The film moves from the sardonic in the first half to the pop-philosophical in the second, before winding up in a courtroom with the ever-dependable Neeraj Kabi (despite sporting avoidable dreadlocks and spouting wry witticisms), a strong supporting score, and an unfussy story about a dispossessed community drowned in its own haplessness help the film skirt the temptations of traditional mel The title is not intended to refer to the hero's derring-do, but the film challenges the norms of the genre and adopts terse, direct methods to portray a man's anxiety and ill-advised bravado in 2020.Pilibhit, a short film made in 2020 by first-time directors Ashutosh Chaturvedi and Pankaj Mavchi, is inspired by the same real-life story.It is a solemn story about a poverty-stricken flute-maker whose morale deteriorates as he must choose between making a quick buck and saving a dear one.The Pilibhit Saga was recorded in North Bengal.

On one hand, this dilution of its authenticity quotient may give the tale a universal, fable-like quality.On the other hand, it portrays the hero not as much as a lion-hearted saviour but rather as a frank do-gooder.He isn't a paragon of courage in the conventional sense, nor is he a manifestation of brash masculinity.In a good opening scene, the protagonist appeals ferociously to a cynical government official who advises him to submit his ideas online, only to be shocked by the fact that the rest of India has gone digital.

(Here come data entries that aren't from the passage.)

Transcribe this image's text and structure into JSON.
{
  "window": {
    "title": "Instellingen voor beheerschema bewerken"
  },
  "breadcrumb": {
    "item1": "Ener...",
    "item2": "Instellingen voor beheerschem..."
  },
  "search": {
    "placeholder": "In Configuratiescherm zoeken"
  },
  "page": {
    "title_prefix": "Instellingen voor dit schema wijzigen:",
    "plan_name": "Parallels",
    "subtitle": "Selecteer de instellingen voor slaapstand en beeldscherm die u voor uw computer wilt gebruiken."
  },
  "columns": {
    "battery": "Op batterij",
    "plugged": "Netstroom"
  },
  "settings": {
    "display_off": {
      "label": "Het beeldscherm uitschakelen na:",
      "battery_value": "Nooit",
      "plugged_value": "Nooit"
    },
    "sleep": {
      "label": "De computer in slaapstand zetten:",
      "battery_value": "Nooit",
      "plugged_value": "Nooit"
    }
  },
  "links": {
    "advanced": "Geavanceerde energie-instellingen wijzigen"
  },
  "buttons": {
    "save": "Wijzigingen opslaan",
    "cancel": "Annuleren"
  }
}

Getting a slender government to intervene is much more difficult than standing in the way of a grazing tiger on the prowl.Hunger and hopelessness haunt this village of bangarams, where standing crops are repeatedly raped by rampaging wild animals.In his innocence, the chief believes that the government has the ability to intervene and bring an end to the village's suffering.After a series of entreaties with a dysfunctional bureaucracy prove obstructed, the distraught 46-year-old man decides to take matters into his own hands.

On one of his many trips to the city, he spots a notice announcing government compensation of ten lakh rupees for anyone who falls prey to a tiger while working in his trade.Gangaram has a brainwave and tells the other village elders that he should do his people a favor by allowing a tiger to kill them, but Sudeep Nigam and Atul Kumar Rai make interesting points, touching on cultural and class divides, on the politics of food (meat in particular), the long-term effects of deforestation, and the precarious situation of those who have been denied access to their natural resources.The tense encounter is based on the impossibly true story of Gangaram, a man who has lived his whole life in a village on the edge of a forest, without knowing what the jungle is about.Gangaram lives with his ageing mother (Sohag Sen), wife, and two pre-teen children.He takes his position as a village sarpanch so seriously that he puts everything else in the background.

In the woods, Gangaram encounters poacher Jim Ahmed (Neeraj Kabi), who is named after someone other than Jim Corbett.In a sudden scatological turn that contradicts the rest of the film, the latter introduces the serious altruist a thing or two about human deficiencies, animal instincts, and the mysteries of the woods, showing how human excreta makes no distinction between one religion and another, once strata of society and another, and is the subject of a documentary film by Pankaj Tripathi, Neeraj Kabi (delightfully slow), and Sayani Gup The film also features a great sound design (by Adeep Singh Manki and Anindit Roy), which captures the cadences of the jungle and the understated drama's rhythms remarkably well.The background music and songs of Shantanu Moitra are in sync with the film's mood and tone.Sant Kabir (Do din ki zindagi hai do din ka mela and Moko kahaan dhoonde re bande), Gulzar (in KK's voice), and itinerant folk musician Rahgir (Aadmi bhutiya hai, with one word in the song explicitly euphemized), round out the soundtrack.